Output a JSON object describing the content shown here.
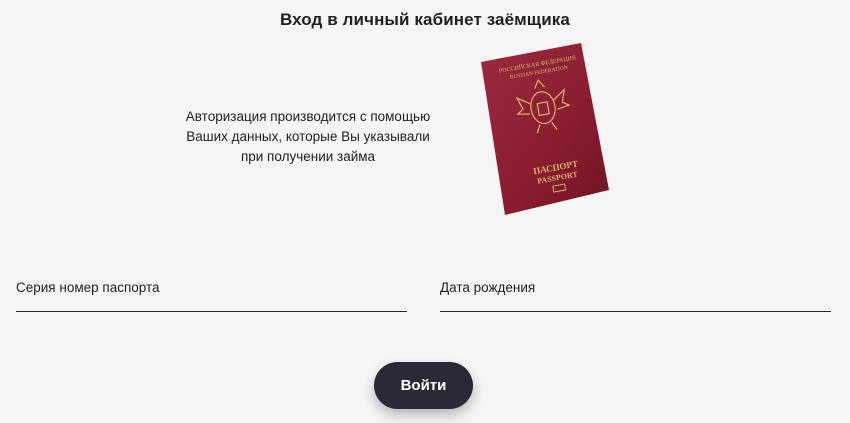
{
  "page": {
    "title": "Вход в личный кабинет заёмщика",
    "info_lines": [
      "Авторизация производится с помощью",
      "Ваших данных, которые Вы указывали",
      "при получении займа"
    ]
  },
  "passport_image": {
    "icon": "passport-icon",
    "top_text_ru": "РОССИЙСКАЯ ФЕДЕРАЦИЯ",
    "top_text_en": "RUSSIAN FEDERATION",
    "bottom_text_ru": "ПАСПОРТ",
    "bottom_text_en": "PASSPORT",
    "cover_color": "#8e1f33",
    "emblem_color": "#d8b26a"
  },
  "form": {
    "passport_label": "Серия номер паспорта",
    "birthdate_label": "Дата рождения",
    "submit_label": "Войти"
  },
  "colors": {
    "background": "#f5f5f5",
    "button": "#2b2937",
    "text": "#1f1f24"
  }
}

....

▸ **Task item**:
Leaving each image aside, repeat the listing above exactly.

▸ **Reply to the task**:
Output a JSON object describing the content shown here.
{
  "page": {
    "title": "Вход в личный кабинет заёмщика",
    "info_lines": [
      "Авторизация производится с помощью",
      "Ваших данных, которые Вы указывали",
      "при получении займа"
    ]
  },
  "passport_image": {
    "icon": "passport-icon",
    "top_text_ru": "РОССИЙСКАЯ ФЕДЕРАЦИЯ",
    "top_text_en": "RUSSIAN FEDERATION",
    "bottom_text_ru": "ПАСПОРТ",
    "bottom_text_en": "PASSPORT",
    "cover_color": "#8e1f33",
    "emblem_color": "#d8b26a"
  },
  "form": {
    "passport_label": "Серия номер паспорта",
    "birthdate_label": "Дата рождения",
    "submit_label": "Войти"
  },
  "colors": {
    "background": "#f5f5f5",
    "button": "#2b2937",
    "text": "#1f1f24"
  }
}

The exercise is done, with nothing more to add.